An author should also be an avid reader. Upon reading the list below, you may notice that I’m not locked into any particular genre or type of book. You’ll see fiction and non-fiction of various sorts and subjects. Rather than make a long blog post about the value of reading, I prefer to make a note below to each title about why I have chosen each particular work.

books

Photo by Megan and used under CC license

The Joy of the Gospel by Pope Francis

I’m Catholic and he’s the Pope – need I say more? But seriously, I am truly interested in what Pope Francis has to say about the gospels. Some of the stories I’ve heard about Pope Francis while he was the Archbishop of Buenos Aires makes me want some insight from this very special man.

The Science before Science by Dr. Anthony Rizzi

I saw Dr. Rizzi on EWTN Live one night and was fascinated. He sees no conflict between science and the Church. Too often they are portrayed as enemies at each other’s throats. Of course, he also reminds us that it was the Catholic Church that invented the science that we have today.

Orthodoxy by G.K. Chesterton

Author and columnist, G.K. Chesterton is also known as “The Apostle of Common Sense.” His works vary greatly from novels to non-fiction, but the themes are usually the same. How does the truth of theology clash with modern western society? I’ve seen the series about him on EWTN, and it’s always intriguing. There is also a website for the Chesterton Society.

The Blackguard by Ben Garrido

I find the concept of this book utterly irresistible. Imagine an enclave of people living according to their own rules in modern America. I started reading this book last year and then had to put it down (with the rest of my life) on account of moving across the country. If I were teaching a sociology class, I would assign this book.

Also, Ben Garrido’s blog articles are always an academic and illuminating treat.

Over My Dead Body by Bruce Borders

From what I’ve read about Bruce, he seems like a real Texas Libertarian. Many Libertarian authors (myself included) are making frightening predictions about the iron hand of government. Imagine if the government took away your child without any proper justification. That’s the premise of Bruce’s novel.

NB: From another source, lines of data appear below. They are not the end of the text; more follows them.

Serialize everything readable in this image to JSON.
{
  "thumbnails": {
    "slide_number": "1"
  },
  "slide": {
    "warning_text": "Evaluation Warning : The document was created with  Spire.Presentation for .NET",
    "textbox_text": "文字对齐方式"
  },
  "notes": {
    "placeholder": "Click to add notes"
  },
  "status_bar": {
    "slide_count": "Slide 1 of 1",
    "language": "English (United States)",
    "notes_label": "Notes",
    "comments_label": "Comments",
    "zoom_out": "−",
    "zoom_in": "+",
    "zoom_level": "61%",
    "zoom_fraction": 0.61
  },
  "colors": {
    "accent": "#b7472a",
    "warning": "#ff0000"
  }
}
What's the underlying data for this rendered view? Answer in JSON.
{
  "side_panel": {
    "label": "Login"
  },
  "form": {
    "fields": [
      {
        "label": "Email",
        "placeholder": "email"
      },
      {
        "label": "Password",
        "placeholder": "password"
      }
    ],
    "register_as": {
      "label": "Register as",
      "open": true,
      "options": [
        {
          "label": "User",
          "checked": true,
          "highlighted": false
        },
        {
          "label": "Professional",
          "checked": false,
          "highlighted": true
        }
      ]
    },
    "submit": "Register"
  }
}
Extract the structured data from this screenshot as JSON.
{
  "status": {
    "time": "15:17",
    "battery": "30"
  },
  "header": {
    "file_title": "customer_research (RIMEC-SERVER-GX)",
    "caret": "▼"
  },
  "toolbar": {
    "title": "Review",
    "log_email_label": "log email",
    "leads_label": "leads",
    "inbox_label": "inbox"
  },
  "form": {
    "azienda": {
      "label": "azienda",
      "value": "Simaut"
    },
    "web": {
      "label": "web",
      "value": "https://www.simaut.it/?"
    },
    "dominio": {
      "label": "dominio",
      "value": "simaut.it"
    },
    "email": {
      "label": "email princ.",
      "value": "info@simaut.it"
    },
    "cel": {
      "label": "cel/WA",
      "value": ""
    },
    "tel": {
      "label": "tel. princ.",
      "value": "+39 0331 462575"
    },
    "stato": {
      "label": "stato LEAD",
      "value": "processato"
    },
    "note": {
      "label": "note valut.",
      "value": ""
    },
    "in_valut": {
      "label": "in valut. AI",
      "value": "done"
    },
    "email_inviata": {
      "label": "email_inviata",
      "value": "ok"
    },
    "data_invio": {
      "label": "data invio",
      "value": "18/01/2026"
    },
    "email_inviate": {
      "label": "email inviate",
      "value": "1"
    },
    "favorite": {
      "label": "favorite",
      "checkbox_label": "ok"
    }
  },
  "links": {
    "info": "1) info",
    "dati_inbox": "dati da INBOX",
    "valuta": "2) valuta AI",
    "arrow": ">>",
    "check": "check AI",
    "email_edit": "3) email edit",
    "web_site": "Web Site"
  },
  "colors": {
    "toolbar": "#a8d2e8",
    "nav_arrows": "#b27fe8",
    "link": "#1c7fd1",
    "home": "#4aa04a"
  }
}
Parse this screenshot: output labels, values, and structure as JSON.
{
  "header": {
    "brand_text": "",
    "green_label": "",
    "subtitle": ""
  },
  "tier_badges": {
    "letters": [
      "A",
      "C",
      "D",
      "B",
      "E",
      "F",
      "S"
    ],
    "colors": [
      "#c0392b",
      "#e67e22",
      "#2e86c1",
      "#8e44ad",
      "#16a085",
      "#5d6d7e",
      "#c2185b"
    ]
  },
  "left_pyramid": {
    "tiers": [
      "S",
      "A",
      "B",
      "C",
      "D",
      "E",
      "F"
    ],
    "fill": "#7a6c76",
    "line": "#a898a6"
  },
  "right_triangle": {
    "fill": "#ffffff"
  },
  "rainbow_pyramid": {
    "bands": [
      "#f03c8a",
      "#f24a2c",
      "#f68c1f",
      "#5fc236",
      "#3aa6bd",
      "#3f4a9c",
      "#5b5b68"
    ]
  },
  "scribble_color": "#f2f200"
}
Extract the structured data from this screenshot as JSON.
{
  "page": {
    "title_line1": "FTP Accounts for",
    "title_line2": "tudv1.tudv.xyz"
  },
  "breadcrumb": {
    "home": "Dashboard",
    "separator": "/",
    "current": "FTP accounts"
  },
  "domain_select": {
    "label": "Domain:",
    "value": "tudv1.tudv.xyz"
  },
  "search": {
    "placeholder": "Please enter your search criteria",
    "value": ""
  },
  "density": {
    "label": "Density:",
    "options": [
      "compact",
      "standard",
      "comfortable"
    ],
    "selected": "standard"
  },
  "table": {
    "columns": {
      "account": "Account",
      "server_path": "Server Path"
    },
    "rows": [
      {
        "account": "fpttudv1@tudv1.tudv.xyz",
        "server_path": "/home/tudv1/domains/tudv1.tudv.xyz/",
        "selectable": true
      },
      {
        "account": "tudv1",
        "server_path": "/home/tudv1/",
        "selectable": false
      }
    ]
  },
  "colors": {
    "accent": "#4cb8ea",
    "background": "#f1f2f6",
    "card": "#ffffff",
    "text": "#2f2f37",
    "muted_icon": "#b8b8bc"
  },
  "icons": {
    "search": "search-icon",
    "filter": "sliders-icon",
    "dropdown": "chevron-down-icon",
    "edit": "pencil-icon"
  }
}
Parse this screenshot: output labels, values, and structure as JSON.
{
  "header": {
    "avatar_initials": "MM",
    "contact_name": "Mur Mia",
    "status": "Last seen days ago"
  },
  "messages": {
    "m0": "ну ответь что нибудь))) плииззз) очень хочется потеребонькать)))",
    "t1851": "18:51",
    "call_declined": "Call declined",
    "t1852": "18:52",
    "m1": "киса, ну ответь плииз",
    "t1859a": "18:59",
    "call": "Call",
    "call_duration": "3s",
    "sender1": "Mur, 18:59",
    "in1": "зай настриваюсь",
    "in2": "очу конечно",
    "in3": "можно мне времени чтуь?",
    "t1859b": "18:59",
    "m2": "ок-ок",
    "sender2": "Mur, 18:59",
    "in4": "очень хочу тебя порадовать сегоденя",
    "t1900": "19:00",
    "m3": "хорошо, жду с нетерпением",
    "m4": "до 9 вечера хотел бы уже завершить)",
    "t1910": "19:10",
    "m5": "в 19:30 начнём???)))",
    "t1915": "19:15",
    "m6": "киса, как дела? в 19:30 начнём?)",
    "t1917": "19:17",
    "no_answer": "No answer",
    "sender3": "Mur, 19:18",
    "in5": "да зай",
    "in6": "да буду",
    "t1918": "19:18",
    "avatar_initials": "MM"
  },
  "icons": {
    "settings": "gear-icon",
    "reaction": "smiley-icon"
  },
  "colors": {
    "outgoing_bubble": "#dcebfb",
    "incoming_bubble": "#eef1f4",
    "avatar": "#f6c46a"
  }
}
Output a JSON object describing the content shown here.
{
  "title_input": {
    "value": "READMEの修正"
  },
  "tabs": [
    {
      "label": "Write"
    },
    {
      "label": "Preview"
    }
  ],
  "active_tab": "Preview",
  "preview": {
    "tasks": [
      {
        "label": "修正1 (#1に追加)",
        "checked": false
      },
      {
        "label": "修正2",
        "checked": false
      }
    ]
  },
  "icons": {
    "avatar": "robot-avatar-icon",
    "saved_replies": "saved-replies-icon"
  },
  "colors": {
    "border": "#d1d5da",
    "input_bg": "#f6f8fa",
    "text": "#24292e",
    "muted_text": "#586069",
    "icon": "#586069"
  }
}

I also know that this book was released just a month or two before an actual story eerily similar to Bruce’s novel hit the news cycle.

The Spanish Inquisition: A Historical Revision by Henry Kamen

It never ceases to amaze me how many people are just sucked in by the anti-Catholic myths that were generated around the time of Henry VIII and the English “Cold War” with Spain. I plan on writing some historical fiction concerning these myths, so this will be the start of my research. Now I just need to find a few good titles on Galileo and Pope Pius XII (I know that most of the definitive titles about Pope Pius XII are by Sister Marchione; just haven’t decided on which one to buy).

Mistborn by Brandon Sanderson

I can’t resist a good fantasy novel, and I’ve heard many positive things about this one in particular. Since I’m writing a fantasy novel, it seems like a good idea to read some well-written fantasy. Brandon can describe magic, world-build, and get into character’s minds in a smooth and non-heavy-handed manner.

Writing About Magic by Rayne Hall

I’ve read another title by Rayne Hall called Writing Fight Scenes. Her research is so exhaustive and complete that when I saw this title, I knew I had to have it. I know authors can go a bit wacky with the self-help writing guides, but I do not. This is my fourth book in two years.

I also need to choose a few more books from the Rave Reviews official list. There are so many titles and genres by so many talented authors. Help me out with a suggestion…or two or three.